There are also roles dedicated to the creation of accessibility products including public speaking and advocacy. In my experience as an accessibility evangelist and engineer, niche companies and accessibility testing products don't typically have the same reach as the mainstream. Look at GitHub stars for industry tools: accessibility tooling has a fraction of the popularity as mainstream tools unless bundled with something else (like eslint-plugin-jsx-a11y). It’s also a crowded market with new accessibility tools popping up all the time, often for free. To stay competitive, it’s important to have supportive leadership that enables experiments from anyone at the company with an idea, as well as acting on user feedback in a timely manner.
Whether you’re at a mainstream company or an accessibility company with mainstream clients, not everyone will understand or appreciate the need for accessibility so you’ll have to persuade them of its importance and feasibility with risk assessments and estimates. Occasionally you’ll want to “stay late and do the work anyway” to actually make an impact, and hopefully you’ll be rewarded for it–but you might not.
Some techniques I’ve found that can work for being persuasive are highlighting quick wins, coming to the table with suggestions and estimates for how to fix within a reasonable scope, and adjusting your approach for specific personalities and roles (are they more inclined to care about risk/legal management or technical debt and cost?). You can experiment with “the carrot vs. the stick”: using kindness when it works and making friends with the legal/compliance team for when that isn’t cutting it.
Use feedback to your advantage: surface accessibility issues to PMs and leadership as leverage to get time to work on it. Celebrate wins by collecting positive feedback as confirmation that accessibility is worth it, especially from users with disabilities. Find ways to get user feedback if it doesn’t already exist. Add an accessibility statement to request feedback, get leadership invested and involved.

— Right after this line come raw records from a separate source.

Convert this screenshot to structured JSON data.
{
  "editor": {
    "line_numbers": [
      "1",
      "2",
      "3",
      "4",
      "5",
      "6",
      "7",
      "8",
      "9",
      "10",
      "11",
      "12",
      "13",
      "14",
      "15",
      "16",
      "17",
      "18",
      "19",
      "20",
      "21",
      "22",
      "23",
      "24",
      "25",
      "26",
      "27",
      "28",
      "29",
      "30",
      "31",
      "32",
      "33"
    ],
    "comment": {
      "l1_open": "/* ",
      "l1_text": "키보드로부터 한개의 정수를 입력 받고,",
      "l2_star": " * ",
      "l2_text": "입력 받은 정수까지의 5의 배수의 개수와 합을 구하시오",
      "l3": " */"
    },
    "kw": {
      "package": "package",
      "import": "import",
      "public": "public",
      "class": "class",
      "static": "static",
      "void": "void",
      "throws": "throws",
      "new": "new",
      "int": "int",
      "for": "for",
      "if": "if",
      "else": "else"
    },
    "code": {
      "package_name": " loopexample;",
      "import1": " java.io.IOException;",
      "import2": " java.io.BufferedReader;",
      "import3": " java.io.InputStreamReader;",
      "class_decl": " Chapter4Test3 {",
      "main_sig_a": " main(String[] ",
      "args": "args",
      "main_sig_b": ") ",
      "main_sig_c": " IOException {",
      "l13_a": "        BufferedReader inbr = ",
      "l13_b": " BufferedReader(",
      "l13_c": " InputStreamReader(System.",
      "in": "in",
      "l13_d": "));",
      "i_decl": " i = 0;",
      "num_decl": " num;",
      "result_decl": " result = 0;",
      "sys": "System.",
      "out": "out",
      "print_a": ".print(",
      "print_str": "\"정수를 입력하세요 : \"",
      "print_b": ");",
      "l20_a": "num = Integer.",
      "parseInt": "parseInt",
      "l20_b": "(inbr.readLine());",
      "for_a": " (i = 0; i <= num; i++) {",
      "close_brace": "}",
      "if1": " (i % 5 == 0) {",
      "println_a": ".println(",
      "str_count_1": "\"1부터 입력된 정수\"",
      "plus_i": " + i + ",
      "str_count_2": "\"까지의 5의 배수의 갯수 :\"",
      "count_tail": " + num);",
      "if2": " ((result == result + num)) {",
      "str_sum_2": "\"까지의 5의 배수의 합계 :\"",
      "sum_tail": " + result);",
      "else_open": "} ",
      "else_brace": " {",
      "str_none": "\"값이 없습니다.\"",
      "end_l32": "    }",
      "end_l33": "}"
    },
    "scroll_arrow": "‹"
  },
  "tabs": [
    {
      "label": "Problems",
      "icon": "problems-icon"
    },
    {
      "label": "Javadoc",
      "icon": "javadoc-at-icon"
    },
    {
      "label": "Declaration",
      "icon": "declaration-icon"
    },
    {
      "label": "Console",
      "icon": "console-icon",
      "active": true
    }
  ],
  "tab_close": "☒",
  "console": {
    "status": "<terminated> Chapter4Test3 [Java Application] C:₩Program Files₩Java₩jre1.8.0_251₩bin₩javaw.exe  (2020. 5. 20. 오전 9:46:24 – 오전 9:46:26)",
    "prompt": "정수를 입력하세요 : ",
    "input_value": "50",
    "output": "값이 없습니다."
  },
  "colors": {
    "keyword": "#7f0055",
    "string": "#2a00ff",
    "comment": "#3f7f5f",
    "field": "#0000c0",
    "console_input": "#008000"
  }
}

If you’re considering a new role in accessibility–no matter the type of company–it would be very worthwhile to interview people who work there currently and have worked there in the past to uncover things like:
- How does the company make their money, and does accessibility factor into that?
- What’s the best part about working there?
- What’s the worst part about working there?
- What does a day in the life of someone in this role look like?
- How is disability representation, diversity, and inclusion at the company?
- How competitive are the pay and benefits?
- For product development, what’s the tech stack like?
- How are product decisions made; who has the final say?
- What kind of friction do people encounter in their jobs?
Marketing yourself as an accessibility specialist can open doors to opportunities all across the tech industry. Identify what’s important to you in terms of values, so you can ask about those things in interviews. To showcase your work, highlight examples of problems you’ve enjoyed solving (including side projects), and what skills you contributed that you could bring to your next team. What do you want to do more of? What kind of work would help you shine as an accessibility specialist, and what have you done so far that can make someone confident in hiring you?